WHAT IS NEEDED: Every line below needs to be reproduced exactly.

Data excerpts
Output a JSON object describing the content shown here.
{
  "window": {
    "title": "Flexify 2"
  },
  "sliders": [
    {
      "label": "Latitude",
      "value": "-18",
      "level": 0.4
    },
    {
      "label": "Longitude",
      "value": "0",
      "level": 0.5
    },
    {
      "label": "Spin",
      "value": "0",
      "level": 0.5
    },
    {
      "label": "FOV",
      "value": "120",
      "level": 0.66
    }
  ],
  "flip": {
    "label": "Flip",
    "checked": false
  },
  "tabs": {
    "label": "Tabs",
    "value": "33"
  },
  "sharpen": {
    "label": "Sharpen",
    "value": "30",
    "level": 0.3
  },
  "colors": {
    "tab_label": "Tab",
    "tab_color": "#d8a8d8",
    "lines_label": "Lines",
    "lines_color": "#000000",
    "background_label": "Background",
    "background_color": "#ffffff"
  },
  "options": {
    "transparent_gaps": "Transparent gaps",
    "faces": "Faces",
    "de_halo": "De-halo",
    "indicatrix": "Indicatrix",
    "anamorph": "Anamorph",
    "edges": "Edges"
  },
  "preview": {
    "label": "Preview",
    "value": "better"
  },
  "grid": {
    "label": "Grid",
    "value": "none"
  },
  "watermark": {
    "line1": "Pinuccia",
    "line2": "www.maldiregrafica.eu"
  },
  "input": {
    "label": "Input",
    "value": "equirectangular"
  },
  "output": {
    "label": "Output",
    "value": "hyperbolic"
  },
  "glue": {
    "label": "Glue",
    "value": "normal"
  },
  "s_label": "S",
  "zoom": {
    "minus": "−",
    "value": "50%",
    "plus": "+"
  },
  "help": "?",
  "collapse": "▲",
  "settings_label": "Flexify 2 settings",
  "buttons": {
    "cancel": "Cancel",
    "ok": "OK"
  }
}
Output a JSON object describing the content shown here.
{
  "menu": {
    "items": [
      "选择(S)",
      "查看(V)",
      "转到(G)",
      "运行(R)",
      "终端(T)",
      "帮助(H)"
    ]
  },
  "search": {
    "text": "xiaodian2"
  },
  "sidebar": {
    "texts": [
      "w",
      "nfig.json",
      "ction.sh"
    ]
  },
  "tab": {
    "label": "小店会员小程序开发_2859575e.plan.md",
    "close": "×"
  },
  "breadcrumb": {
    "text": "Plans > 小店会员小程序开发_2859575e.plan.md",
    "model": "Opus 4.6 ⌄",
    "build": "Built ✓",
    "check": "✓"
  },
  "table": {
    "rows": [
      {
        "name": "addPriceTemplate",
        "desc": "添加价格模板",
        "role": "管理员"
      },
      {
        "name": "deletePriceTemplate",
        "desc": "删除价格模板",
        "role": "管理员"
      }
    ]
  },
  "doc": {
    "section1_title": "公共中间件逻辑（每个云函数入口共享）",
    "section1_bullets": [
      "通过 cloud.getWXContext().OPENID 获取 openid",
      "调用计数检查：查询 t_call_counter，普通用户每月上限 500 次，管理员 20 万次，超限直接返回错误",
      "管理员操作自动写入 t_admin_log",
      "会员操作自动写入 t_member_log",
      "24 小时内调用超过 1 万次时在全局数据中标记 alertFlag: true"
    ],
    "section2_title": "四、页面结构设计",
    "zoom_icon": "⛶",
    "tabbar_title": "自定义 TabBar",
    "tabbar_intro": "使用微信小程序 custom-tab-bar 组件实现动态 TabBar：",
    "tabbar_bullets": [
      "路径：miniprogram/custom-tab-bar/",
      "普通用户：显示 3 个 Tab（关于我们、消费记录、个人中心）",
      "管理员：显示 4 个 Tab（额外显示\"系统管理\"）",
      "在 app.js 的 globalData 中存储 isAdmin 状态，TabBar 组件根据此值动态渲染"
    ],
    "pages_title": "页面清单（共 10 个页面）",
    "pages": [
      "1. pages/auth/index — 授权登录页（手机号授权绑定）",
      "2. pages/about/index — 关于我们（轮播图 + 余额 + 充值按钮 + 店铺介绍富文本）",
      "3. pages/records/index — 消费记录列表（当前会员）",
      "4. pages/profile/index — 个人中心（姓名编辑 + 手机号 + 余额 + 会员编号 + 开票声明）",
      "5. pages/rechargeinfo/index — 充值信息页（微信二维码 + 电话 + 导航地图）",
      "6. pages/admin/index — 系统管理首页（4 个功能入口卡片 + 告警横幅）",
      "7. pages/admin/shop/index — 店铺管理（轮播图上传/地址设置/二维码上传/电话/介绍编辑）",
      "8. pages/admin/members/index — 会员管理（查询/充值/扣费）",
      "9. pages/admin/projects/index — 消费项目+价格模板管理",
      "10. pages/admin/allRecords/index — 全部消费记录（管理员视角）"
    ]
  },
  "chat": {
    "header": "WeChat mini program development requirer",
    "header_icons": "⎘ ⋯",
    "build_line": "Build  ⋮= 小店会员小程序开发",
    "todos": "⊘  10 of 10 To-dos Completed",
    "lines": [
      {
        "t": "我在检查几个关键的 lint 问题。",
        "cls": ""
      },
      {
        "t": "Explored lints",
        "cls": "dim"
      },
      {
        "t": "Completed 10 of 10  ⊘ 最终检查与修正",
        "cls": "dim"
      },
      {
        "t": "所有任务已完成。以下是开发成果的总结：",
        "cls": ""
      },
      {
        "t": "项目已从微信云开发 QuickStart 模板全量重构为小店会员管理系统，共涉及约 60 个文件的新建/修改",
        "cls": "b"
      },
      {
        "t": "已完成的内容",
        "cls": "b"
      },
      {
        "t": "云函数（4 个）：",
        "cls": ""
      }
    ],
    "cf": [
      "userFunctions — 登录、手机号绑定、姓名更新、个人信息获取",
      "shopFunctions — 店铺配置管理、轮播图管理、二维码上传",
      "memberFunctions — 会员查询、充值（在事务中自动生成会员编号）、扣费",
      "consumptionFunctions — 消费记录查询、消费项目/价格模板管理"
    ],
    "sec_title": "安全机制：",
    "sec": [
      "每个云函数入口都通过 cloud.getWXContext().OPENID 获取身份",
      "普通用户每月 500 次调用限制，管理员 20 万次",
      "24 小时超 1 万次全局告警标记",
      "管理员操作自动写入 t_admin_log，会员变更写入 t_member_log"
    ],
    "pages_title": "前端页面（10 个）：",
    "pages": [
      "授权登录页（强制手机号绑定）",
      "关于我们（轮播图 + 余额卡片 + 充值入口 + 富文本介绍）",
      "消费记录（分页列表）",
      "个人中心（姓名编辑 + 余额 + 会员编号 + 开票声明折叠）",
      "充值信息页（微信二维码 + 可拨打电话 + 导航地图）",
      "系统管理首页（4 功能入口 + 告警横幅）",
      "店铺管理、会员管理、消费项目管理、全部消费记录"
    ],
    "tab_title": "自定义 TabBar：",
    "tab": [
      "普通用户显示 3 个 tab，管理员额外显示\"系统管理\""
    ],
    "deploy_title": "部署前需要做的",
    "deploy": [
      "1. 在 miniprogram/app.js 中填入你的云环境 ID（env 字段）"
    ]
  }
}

ANSWER TO THIS EXERCISE:
Output a JSON object describing the content shown here.
{
  "window": {
    "title": "Flexify 2"
  },
  "sliders": [
    {
      "label": "Latitude",
      "value": "-18",
      "level": 0.4
    },
    {
      "label": "Longitude",
      "value": "0",
      "level": 0.5
    },
    {
      "label": "Spin",
      "value": "0",
      "level": 0.5
    },
    {
      "label": "FOV",
      "value": "120",
      "level": 0.66
    }
  ],
  "flip": {
    "label": "Flip",
    "checked": false
  },
  "tabs": {
    "label": "Tabs",
    "value": "33"
  },
  "sharpen": {
    "label": "Sharpen",
    "value": "30",
    "level": 0.3
  },
  "colors": {
    "tab_label": "Tab",
    "tab_color": "#d8a8d8",
    "lines_label": "Lines",
    "lines_color": "#000000",
    "background_label": "Background",
    "background_color": "#ffffff"
  },
  "options": {
    "transparent_gaps": "Transparent gaps",
    "faces": "Faces",
    "de_halo": "De-halo",
    "indicatrix": "Indicatrix",
    "anamorph": "Anamorph",
    "edges": "Edges"
  },
  "preview": {
    "label": "Preview",
    "value": "better"
  },
  "grid": {
    "label": "Grid",
    "value": "none"
  },
  "watermark": {
    "line1": "Pinuccia",
    "line2": "www.maldiregrafica.eu"
  },
  "input": {
    "label": "Input",
    "value": "equirectangular"
  },
  "output": {
    "label": "Output",
    "value": "hyperbolic"
  },
  "glue": {
    "label": "Glue",
    "value": "normal"
  },
  "s_label": "S",
  "zoom": {
    "minus": "−",
    "value": "50%",
    "plus": "+"
  },
  "help": "?",
  "collapse": "▲",
  "settings_label": "Flexify 2 settings",
  "buttons": {
    "cancel": "Cancel",
    "ok": "OK"
  }
}
Output a JSON object describing the content shown here.
{
  "menu": {
    "items": [
      "选择(S)",
      "查看(V)",
      "转到(G)",
      "运行(R)",
      "终端(T)",
      "帮助(H)"
    ]
  },
  "search": {
    "text": "xiaodian2"
  },
  "sidebar": {
    "texts": [
      "w",
      "nfig.json",
      "ction.sh"
    ]
  },
  "tab": {
    "label": "小店会员小程序开发_2859575e.plan.md",
    "close": "×"
  },
  "breadcrumb": {
    "text": "Plans > 小店会员小程序开发_2859575e.plan.md",
    "model": "Opus 4.6 ⌄",
    "build": "Built ✓",
    "check": "✓"
  },
  "table": {
    "rows": [
      {
        "name": "addPriceTemplate",
        "desc": "添加价格模板",
        "role": "管理员"
      },
      {
        "name": "deletePriceTemplate",
        "desc": "删除价格模板",
        "role": "管理员"
      }
    ]
  },
  "doc": {
    "section1_title": "公共中间件逻辑（每个云函数入口共享）",
    "section1_bullets": [
      "通过 cloud.getWXContext().OPENID 获取 openid",
      "调用计数检查：查询 t_call_counter，普通用户每月上限 500 次，管理员 20 万次，超限直接返回错误",
      "管理员操作自动写入 t_admin_log",
      "会员操作自动写入 t_member_log",
      "24 小时内调用超过 1 万次时在全局数据中标记 alertFlag: true"
    ],
    "section2_title": "四、页面结构设计",
    "zoom_icon": "⛶",
    "tabbar_title": "自定义 TabBar",
    "tabbar_intro": "使用微信小程序 custom-tab-bar 组件实现动态 TabBar：",
    "tabbar_bullets": [
      "路径：miniprogram/custom-tab-bar/",
      "普通用户：显示 3 个 Tab（关于我们、消费记录、个人中心）",
      "管理员：显示 4 个 Tab（额外显示\"系统管理\"）",
      "在 app.js 的 globalData 中存储 isAdmin 状态，TabBar 组件根据此值动态渲染"
    ],
    "pages_title": "页面清单（共 10 个页面）",
    "pages": [
      "1. pages/auth/index — 授权登录页（手机号授权绑定）",
      "2. pages/about/index — 关于我们（轮播图 + 余额 + 充值按钮 + 店铺介绍富文本）",
      "3. pages/records/index — 消费记录列表（当前会员）",
      "4. pages/profile/index — 个人中心（姓名编辑 + 手机号 + 余额 + 会员编号 + 开票声明）",
      "5. pages/rechargeinfo/index — 充值信息页（微信二维码 + 电话 + 导航地图）",
      "6. pages/admin/index — 系统管理首页（4 个功能入口卡片 + 告警横幅）",
      "7. pages/admin/shop/index — 店铺管理（轮播图上传/地址设置/二维码上传/电话/介绍编辑）",
      "8. pages/admin/members/index — 会员管理（查询/充值/扣费）",
      "9. pages/admin/projects/index — 消费项目+价格模板管理",
      "10. pages/admin/allRecords/index — 全部消费记录（管理员视角）"
    ]
  },
  "chat": {
    "header": "WeChat mini program development requirer",
    "header_icons": "⎘ ⋯",
    "build_line": "Build  ⋮= 小店会员小程序开发",
    "todos": "⊘  10 of 10 To-dos Completed",
    "lines": [
      {
        "t": "我在检查几个关键的 lint 问题。",
        "cls": ""
      },
      {
        "t": "Explored lints",
        "cls": "dim"
      },
      {
        "t": "Completed 10 of 10  ⊘ 最终检查与修正",
        "cls": "dim"
      },
      {
        "t": "所有任务已完成。以下是开发成果的总结：",
        "cls": ""
      },
      {
        "t": "项目已从微信云开发 QuickStart 模板全量重构为小店会员管理系统，共涉及约 60 个文件的新建/修改",
        "cls": "b"
      },
      {
        "t": "已完成的内容",
        "cls": "b"
      },
      {
        "t": "云函数（4 个）：",
        "cls": ""
      }
    ],
    "cf": [
      "userFunctions — 登录、手机号绑定、姓名更新、个人信息获取",
      "shopFunctions — 店铺配置管理、轮播图管理、二维码上传",
      "memberFunctions — 会员查询、充值（在事务中自动生成会员编号）、扣费",
      "consumptionFunctions — 消费记录查询、消费项目/价格模板管理"
    ],
    "sec_title": "安全机制：",
    "sec": [
      "每个云函数入口都通过 cloud.getWXContext().OPENID 获取身份",
      "普通用户每月 500 次调用限制，管理员 20 万次",
      "24 小时超 1 万次全局告警标记",
      "管理员操作自动写入 t_admin_log，会员变更写入 t_member_log"
    ],
    "pages_title": "前端页面（10 个）：",
    "pages": [
      "授权登录页（强制手机号绑定）",
      "关于我们（轮播图 + 余额卡片 + 充值入口 + 富文本介绍）",
      "消费记录（分页列表）",
      "个人中心（姓名编辑 + 余额 + 会员编号 + 开票声明折叠）",
      "充值信息页（微信二维码 + 可拨打电话 + 导航地图）",
      "系统管理首页（4 功能入口 + 告警横幅）",
      "店铺管理、会员管理、消费项目管理、全部消费记录"
    ],
    "tab_title": "自定义 TabBar：",
    "tab": [
      "普通用户显示 3 个 tab，管理员额外显示\"系统管理\""
    ],
    "deploy_title": "部署前需要做的",
    "deploy": [
      "1. 在 miniprogram/app.js 中填入你的云环境 ID（env 字段）"
    ]
  }
}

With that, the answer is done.